App and web page records:

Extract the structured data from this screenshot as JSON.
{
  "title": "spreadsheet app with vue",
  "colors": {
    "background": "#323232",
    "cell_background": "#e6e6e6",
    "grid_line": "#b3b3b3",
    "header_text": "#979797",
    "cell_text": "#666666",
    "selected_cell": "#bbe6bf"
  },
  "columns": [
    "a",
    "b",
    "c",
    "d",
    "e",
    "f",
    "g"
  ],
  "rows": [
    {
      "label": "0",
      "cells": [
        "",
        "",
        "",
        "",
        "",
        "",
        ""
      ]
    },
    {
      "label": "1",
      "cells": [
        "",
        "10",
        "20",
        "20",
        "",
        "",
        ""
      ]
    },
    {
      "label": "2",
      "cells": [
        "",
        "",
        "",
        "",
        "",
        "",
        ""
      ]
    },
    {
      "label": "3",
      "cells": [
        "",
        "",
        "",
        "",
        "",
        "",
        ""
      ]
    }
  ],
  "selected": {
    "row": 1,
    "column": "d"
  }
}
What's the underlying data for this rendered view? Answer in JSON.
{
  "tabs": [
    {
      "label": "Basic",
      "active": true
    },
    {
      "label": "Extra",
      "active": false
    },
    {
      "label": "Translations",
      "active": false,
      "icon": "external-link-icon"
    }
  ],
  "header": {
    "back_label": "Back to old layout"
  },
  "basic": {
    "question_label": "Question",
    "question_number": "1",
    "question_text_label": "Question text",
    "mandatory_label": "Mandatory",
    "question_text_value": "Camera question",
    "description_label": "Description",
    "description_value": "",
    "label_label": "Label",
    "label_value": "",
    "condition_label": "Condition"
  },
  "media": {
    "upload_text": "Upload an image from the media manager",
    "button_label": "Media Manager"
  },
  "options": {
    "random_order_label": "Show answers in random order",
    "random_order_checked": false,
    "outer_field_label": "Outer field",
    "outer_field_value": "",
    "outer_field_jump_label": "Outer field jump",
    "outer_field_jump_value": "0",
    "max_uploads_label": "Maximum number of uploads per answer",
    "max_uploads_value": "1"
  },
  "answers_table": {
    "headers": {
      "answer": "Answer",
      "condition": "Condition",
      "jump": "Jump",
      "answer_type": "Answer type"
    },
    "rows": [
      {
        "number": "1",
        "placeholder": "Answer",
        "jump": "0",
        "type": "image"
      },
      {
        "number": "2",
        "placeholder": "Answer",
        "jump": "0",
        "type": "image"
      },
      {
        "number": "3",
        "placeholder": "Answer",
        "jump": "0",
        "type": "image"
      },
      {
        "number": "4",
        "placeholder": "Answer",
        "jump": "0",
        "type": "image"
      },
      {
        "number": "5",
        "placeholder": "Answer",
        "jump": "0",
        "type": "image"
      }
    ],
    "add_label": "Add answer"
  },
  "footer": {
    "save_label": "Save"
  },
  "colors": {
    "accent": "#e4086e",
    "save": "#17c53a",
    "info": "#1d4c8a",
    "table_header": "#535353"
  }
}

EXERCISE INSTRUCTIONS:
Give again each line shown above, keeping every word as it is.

REPLY TO THE EXERCISE:
Extract the structured data from this screenshot as JSON.
{
  "title": "spreadsheet app with vue",
  "colors": {
    "background": "#323232",
    "cell_background": "#e6e6e6",
    "grid_line": "#b3b3b3",
    "header_text": "#979797",
    "cell_text": "#666666",
    "selected_cell": "#bbe6bf"
  },
  "columns": [
    "a",
    "b",
    "c",
    "d",
    "e",
    "f",
    "g"
  ],
  "rows": [
    {
      "label": "0",
      "cells": [
        "",
        "",
        "",
        "",
        "",
        "",
        ""
      ]
    },
    {
      "label": "1",
      "cells": [
        "",
        "10",
        "20",
        "20",
        "",
        "",
        ""
      ]
    },
    {
      "label": "2",
      "cells": [
        "",
        "",
        "",
        "",
        "",
        "",
        ""
      ]
    },
    {
      "label": "3",
      "cells": [
        "",
        "",
        "",
        "",
        "",
        "",
        ""
      ]
    }
  ],
  "selected": {
    "row": 1,
    "column": "d"
  }
}
What's the underlying data for this rendered view? Answer in JSON.
{
  "tabs": [
    {
      "label": "Basic",
      "active": true
    },
    {
      "label": "Extra",
      "active": false
    },
    {
      "label": "Translations",
      "active": false,
      "icon": "external-link-icon"
    }
  ],
  "header": {
    "back_label": "Back to old layout"
  },
  "basic": {
    "question_label": "Question",
    "question_number": "1",
    "question_text_label": "Question text",
    "mandatory_label": "Mandatory",
    "question_text_value": "Camera question",
    "description_label": "Description",
    "description_value": "",
    "label_label": "Label",
    "label_value": "",
    "condition_label": "Condition"
  },
  "media": {
    "upload_text": "Upload an image from the media manager",
    "button_label": "Media Manager"
  },
  "options": {
    "random_order_label": "Show answers in random order",
    "random_order_checked": false,
    "outer_field_label": "Outer field",
    "outer_field_value": "",
    "outer_field_jump_label": "Outer field jump",
    "outer_field_jump_value": "0",
    "max_uploads_label": "Maximum number of uploads per answer",
    "max_uploads_value": "1"
  },
  "answers_table": {
    "headers": {
      "answer": "Answer",
      "condition": "Condition",
      "jump": "Jump",
      "answer_type": "Answer type"
    },
    "rows": [
      {
        "number": "1",
        "placeholder": "Answer",
        "jump": "0",
        "type": "image"
      },
      {
        "number": "2",
        "placeholder": "Answer",
        "jump": "0",
        "type": "image"
      },
      {
        "number": "3",
        "placeholder": "Answer",
        "jump": "0",
        "type": "image"
      },
      {
        "number": "4",
        "placeholder": "Answer",
        "jump": "0",
        "type": "image"
      },
      {
        "number": "5",
        "placeholder": "Answer",
        "jump": "0",
        "type": "image"
      }
    ],
    "add_label": "Add answer"
  },
  "footer": {
    "save_label": "Save"
  },
  "colors": {
    "accent": "#e4086e",
    "save": "#17c53a",
    "info": "#1d4c8a",
    "table_header": "#535353"
  }
}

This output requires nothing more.